Even if Lewis could rely on the demand letter in Alberts, this Court already determined that the Alberts letter was insufficient. Since Lewis has failed to comply with the demand letter requirement, her separate claim under Chapter 93A must be dismissed.
B. Unjust Enrichment
To survive a motion to dismiss under Rule 12(b)(6) of the Federal Rules of Civil Procedure, a complaint must contain sufficient factual allegations to raise a right to relief that is plausible on its face. Bell Atl. Corp. v. Twombly , 550 U.S. 544, 570 (2007). A complaint consisting of mere conclusory allegations, devoid of factual support, is insufficient. Ashcroft v. Iqbal , 556 U.S. 662, 678 (2009). An unjust enrichment claim requires that: (1) the plaintiff conferred a benefit upon the defendant; (2) the defendant was aware that the benefit was conferred; and (3) the defendant's retention of the benefit without compensation would be inequitable. Stevens v. Thacker , 550 F.Supp.2d 161, 165 (D. Mass. 2008).
Lewis first alleges that Payless is unjustly enriched because it "may... sell for profit its customers' identities." (Compl. ¶ 14 (dkt. no. 1).) Additionally, Lewis asserts that Payless retains an economic benefit simply by procuring and storing Lewis' personal identification information without providing her compensation in return.
Lewis fails to present factual allegations to support a reasonable inference that Payless sold her zip code.
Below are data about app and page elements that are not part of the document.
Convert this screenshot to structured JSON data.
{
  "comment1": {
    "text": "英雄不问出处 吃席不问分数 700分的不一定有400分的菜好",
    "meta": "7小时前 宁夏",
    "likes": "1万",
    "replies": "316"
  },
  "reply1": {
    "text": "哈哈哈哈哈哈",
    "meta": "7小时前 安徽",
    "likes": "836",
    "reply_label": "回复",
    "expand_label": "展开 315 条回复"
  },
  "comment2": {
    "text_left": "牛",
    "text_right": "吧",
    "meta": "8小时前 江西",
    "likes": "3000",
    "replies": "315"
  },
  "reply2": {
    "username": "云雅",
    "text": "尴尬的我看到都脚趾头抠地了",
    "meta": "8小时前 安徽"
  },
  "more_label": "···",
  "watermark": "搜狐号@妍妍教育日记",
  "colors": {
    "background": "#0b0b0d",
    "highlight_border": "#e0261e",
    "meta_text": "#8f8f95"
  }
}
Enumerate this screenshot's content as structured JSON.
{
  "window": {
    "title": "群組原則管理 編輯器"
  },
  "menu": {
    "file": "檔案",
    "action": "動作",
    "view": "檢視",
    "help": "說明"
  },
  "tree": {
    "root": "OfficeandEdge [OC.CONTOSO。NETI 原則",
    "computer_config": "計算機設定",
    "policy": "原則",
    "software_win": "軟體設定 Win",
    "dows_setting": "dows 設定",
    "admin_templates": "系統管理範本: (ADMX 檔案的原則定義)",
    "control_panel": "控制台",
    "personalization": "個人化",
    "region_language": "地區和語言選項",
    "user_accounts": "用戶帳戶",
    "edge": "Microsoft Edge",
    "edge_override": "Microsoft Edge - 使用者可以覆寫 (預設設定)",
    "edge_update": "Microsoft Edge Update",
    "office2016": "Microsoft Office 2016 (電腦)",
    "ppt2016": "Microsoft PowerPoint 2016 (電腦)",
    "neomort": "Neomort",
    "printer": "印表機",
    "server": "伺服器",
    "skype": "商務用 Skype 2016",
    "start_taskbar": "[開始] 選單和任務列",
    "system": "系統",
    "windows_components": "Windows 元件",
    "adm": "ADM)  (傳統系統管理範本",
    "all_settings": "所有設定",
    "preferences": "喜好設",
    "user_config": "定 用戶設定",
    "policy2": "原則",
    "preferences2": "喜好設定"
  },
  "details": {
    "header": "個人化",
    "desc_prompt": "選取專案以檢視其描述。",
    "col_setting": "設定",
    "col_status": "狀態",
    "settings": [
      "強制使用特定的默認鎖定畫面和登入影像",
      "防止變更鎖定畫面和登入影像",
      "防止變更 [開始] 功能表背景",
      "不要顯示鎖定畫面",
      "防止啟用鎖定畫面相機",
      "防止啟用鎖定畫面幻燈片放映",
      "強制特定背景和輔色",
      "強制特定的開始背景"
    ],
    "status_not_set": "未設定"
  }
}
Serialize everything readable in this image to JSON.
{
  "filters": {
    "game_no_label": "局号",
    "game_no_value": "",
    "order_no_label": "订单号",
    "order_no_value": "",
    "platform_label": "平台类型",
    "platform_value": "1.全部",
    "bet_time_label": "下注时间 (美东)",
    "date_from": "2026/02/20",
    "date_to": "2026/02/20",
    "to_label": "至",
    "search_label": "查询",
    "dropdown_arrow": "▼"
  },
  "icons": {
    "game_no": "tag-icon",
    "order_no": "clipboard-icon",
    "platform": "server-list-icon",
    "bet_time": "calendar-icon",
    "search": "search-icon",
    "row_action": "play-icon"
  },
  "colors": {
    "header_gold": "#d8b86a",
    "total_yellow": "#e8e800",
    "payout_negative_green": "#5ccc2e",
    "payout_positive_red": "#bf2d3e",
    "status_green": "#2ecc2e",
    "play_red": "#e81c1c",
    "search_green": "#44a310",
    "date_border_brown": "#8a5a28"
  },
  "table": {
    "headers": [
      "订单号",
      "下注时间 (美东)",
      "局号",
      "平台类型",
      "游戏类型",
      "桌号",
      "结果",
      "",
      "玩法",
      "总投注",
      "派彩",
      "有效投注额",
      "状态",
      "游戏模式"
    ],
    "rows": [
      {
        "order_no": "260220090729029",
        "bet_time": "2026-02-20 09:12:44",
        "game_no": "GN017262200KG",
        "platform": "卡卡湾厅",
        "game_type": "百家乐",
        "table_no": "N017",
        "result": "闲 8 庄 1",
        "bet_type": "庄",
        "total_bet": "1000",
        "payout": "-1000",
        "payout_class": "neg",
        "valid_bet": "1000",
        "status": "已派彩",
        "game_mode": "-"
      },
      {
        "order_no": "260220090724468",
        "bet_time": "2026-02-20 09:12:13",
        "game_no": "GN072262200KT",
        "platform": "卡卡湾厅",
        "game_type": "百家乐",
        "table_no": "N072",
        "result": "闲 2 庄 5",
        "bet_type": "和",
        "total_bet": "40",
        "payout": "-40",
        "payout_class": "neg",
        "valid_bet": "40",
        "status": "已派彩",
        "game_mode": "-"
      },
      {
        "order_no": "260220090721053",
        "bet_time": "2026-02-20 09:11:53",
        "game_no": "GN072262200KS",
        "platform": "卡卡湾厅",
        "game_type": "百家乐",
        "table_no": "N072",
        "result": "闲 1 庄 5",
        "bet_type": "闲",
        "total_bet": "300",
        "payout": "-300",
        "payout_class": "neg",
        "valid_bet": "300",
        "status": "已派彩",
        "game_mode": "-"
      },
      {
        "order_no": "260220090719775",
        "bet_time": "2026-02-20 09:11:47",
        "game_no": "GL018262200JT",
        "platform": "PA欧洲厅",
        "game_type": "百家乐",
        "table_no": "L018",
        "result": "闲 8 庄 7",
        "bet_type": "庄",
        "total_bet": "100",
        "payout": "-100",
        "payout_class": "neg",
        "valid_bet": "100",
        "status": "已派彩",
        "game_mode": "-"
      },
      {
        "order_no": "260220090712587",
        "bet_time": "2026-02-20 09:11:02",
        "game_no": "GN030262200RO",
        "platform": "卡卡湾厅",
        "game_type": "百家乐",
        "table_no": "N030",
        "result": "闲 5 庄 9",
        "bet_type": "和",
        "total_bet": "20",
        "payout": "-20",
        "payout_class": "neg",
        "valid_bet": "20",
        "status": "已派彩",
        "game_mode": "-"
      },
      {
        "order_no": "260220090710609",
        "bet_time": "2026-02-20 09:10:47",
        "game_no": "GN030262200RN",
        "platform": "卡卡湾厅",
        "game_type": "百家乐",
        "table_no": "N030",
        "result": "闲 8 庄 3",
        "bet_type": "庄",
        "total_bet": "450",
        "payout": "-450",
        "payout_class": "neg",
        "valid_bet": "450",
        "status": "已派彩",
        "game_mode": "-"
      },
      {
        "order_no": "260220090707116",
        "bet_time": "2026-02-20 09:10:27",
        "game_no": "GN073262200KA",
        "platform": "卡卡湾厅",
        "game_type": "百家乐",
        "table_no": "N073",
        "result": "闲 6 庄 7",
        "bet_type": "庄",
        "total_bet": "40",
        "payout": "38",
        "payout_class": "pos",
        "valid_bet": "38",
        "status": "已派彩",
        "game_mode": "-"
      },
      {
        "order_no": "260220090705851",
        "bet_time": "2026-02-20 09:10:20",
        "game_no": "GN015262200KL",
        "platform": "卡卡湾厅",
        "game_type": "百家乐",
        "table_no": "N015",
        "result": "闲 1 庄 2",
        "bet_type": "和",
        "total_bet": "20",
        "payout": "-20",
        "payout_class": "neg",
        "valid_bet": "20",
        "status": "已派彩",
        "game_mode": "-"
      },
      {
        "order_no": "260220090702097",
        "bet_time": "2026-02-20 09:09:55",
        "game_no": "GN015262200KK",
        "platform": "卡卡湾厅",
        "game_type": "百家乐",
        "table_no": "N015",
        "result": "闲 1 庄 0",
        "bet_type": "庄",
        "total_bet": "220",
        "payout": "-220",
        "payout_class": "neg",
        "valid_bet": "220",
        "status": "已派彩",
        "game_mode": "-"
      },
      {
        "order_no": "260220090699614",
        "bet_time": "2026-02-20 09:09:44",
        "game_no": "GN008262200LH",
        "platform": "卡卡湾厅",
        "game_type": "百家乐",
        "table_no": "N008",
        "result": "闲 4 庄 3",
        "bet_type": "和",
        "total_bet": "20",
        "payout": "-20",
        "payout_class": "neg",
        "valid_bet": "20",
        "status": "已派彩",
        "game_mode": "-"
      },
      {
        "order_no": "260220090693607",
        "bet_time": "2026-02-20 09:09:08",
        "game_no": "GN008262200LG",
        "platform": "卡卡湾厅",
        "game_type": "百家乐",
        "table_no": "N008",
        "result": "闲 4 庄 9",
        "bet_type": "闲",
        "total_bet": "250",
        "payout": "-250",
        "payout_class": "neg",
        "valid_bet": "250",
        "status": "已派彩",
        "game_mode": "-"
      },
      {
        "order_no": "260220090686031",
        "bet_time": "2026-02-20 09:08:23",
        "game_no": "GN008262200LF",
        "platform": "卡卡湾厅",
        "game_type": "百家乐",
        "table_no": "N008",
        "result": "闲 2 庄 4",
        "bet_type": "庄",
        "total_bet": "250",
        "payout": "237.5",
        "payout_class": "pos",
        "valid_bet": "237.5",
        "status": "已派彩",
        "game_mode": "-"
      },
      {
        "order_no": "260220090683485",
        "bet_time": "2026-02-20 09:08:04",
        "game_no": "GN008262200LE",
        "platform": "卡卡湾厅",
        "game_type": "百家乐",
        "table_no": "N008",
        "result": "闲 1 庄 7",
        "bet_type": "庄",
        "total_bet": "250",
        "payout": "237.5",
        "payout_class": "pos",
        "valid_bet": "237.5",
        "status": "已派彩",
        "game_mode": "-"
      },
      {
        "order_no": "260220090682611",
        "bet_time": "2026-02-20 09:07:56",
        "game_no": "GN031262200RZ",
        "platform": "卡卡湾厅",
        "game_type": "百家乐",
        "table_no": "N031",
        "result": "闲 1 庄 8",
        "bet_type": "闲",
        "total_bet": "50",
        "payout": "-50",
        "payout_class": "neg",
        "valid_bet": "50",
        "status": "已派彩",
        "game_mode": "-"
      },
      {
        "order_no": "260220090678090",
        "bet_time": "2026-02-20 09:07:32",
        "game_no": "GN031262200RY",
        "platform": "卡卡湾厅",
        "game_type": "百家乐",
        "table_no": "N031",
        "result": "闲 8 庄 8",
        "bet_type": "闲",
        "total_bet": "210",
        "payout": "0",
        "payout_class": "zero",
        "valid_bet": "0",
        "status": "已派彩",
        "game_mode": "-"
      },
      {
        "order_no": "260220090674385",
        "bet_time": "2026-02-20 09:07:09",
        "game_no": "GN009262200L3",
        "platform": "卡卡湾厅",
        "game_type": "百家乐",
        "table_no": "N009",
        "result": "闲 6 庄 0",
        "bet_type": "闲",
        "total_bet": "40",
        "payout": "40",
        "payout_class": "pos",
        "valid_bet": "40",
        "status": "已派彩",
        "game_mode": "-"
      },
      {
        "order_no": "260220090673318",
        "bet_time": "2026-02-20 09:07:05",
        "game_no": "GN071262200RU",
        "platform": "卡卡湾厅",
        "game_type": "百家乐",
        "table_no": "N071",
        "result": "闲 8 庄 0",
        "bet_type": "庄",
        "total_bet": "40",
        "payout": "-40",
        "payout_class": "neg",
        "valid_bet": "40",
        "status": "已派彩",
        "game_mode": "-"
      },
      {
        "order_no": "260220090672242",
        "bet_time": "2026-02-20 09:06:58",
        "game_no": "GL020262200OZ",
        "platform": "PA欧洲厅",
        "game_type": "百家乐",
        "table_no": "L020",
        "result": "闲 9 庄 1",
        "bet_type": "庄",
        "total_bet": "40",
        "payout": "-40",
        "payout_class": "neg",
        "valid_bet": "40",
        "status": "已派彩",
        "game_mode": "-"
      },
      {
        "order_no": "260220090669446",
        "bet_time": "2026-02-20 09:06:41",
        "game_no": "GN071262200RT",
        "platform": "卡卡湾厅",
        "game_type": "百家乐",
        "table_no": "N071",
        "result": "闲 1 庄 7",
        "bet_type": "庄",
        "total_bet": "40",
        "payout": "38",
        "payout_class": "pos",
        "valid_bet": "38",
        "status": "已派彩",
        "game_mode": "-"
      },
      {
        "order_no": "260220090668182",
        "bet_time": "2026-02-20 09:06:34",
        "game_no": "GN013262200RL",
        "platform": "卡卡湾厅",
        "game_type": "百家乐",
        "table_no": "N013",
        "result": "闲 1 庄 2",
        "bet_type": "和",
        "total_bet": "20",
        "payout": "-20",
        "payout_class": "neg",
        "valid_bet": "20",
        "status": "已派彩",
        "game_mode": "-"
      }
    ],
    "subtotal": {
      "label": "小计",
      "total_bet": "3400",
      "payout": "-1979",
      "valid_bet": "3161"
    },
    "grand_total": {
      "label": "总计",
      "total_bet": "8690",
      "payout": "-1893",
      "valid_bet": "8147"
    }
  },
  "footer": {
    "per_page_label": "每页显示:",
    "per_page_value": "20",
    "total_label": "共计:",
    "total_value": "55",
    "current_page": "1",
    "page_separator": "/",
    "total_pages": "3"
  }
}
Rather, she simply speculates that Payless "may" sell customer information. (Id.) While Payless has acknowledged that it employs other companies to perform services using the information procured from its customers, Lewis does not allege that this information is sold to such companies. In other words, what is lacking is an allegation of "enrichment."
Lewis's other argument is that the ability to use such personal information has conferred a benefit upon Payless. However, this is not a benefit for which a reasonable person would expect compensation. See Tyler v. Michaels Stores, Inc. , 840 F.Supp.2d 438, 451 (D. Mass. 2012) (stating that to obtain recovery for unjust enrichment, the plaintiff must have a reasonable expectation of compensation for the benefit conferred).
C. Declaratory Relief
The plaintiff is not entitled to declaratory relief, as she has failed to plead sufficient facts to maintain her other claims. See id. at 452 ("The Declaratory Judgment Act is not an independent grant of federal jurisdiction... so dismissal of the underlying claims requires dismissal of the claim for declaratory relief as well.") (citations omitted).
For the reasons stated herein, Payless's Motion (dkt. no. 10) to Dismiss is GRANTED, and the complaint is DISMISSED.
It is SO ORDERED.